- You want to test two different app version/configuration combinations. You can specify multiple instances that use the same version but have different configurations.
- You want to have different environments for staging and production. You can specify one instance for staging, and one for production.
- You want to give each developer their own instance so they can push their working code to their own endpoints.
- You want to have an instance for each GitHub PR.
- And more.
Instances are the mechanism by which a run is made. When you submit input to your app for a run, the app determines which instance to use and then uses the executable binary specified in the version specified by that instance for the run.
An application knows which instance to use by two ways:
- You can specify an instance explicitly with a flag on the Nextmv CLI command or with a query parameter in the API call.
- You can set a default instance for your app and this instance is always used when no instance is specified. (If no application instance is specified, and no default application instance is defined, then the run will fail.)
The same version can be used by multiple application instances, and an instance’s version can be changed as well. This allows you to publish model updates to a specific environment in a controlled way.
Instances are the way to manage which versions are used for runs, as well as a way to manage consistent configuration per run.
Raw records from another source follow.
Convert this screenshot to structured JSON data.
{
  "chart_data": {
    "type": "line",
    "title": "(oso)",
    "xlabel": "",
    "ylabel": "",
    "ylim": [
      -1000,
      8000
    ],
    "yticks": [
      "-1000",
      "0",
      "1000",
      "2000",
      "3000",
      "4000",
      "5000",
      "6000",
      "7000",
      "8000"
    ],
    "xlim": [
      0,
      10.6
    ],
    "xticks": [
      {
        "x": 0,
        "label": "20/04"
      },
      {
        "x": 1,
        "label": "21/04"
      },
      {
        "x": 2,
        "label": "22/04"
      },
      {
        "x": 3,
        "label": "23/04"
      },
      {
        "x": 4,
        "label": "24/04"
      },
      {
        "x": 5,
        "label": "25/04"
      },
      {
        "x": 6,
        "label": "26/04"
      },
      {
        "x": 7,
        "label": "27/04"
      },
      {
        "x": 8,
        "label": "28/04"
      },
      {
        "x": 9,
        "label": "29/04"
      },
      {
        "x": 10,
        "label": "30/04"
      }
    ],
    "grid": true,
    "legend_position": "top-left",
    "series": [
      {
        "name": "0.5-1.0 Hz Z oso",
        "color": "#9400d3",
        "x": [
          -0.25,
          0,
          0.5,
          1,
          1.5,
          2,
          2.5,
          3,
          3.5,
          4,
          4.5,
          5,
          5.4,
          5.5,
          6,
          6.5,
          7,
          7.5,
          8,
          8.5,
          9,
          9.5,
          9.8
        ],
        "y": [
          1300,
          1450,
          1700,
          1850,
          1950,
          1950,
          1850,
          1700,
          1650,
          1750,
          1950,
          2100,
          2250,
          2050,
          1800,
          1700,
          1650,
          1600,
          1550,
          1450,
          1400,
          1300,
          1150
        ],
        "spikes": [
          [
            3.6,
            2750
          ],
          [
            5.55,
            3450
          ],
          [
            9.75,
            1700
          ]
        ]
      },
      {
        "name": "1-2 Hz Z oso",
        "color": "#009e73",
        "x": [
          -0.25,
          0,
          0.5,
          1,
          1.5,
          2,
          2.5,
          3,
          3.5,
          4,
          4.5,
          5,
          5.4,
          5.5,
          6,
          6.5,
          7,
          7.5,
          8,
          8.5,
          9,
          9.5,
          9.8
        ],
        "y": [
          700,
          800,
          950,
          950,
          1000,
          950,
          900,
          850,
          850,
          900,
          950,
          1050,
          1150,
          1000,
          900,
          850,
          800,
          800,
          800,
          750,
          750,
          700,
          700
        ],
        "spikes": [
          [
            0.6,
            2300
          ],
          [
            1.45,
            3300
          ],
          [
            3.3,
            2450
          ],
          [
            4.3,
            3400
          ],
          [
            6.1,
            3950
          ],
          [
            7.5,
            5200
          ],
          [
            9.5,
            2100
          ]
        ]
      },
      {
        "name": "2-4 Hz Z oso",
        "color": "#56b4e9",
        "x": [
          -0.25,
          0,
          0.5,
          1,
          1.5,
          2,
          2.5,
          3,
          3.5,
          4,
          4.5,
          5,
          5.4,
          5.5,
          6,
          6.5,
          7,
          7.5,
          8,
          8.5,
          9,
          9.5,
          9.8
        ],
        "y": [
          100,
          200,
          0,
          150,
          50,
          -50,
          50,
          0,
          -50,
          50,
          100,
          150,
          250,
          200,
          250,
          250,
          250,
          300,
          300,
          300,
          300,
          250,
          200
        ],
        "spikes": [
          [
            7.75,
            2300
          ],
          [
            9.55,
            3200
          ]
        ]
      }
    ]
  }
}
There is a special reserved instance called the
devint that has been created for the developer experience. The devint instance is a special reserved instance that always contains the most recently pushed executable. There is no version tied to
devint, it is just always assigned the most recently pushed executable.
Further, when making a run from Nextmv CLI (
nextmv app run) we assume a developer context and assume that you want to use the latest pushed binary which means we direct the app to use
devint for the run rather than your app’s default instance. (Though note if you have not yet pushed a binary to the app, the
run command will fail.)
If you want to use the default instance when running remotely from Nextmv CLI you must be explicit by appending the
--default flag to the run command. In this case the CLI will direct the app to use the default instance. (Note that if you have not yet set a default instance for your app then the command will fail)
With the API endpoints, if you run the
/applications/<app-id>/runs endpoint, we assume that you want to use the default instance. If you do not yet have a default instance the run will fail.
Conversely, if you want to use the
devint with the applications REST API endpoints, you must explicitly set it by appending
?instance_id=devint to the endpoint. The REST API endpoints will always use the app’s default instance by default.
An instance can be assigned a specific configuration. The configuration is defined as a set of key/value pairs and should correspond to the model’s available configuration. Configuration can be added to, edited on, and removed from an instance at any time. Any run made with an instance will preserve the configuration used.
When an instance contains configuration values, these values will take precedence over the model’s default configuration and any environment variable. However, if the input itself contains a value for the same configurable variable, the input will take precedence over the instance configuration.
For more information on configuration, visit the Configuration reference page.
Runs are executed for an app using the Nextmv CLI or the REST API endpoints. You can also create new runs in Nextmv Console. A run consists of submitting an input (either a file or raw JSON) and then retrieving the output from the run along with metadata and statistics, altogether called the run result.
A run is made by specifying which instance to use (either explicitly or using the app’s default instance) and then that instance’s version’s executable binary is used for the run along with any specified config to produce the run result.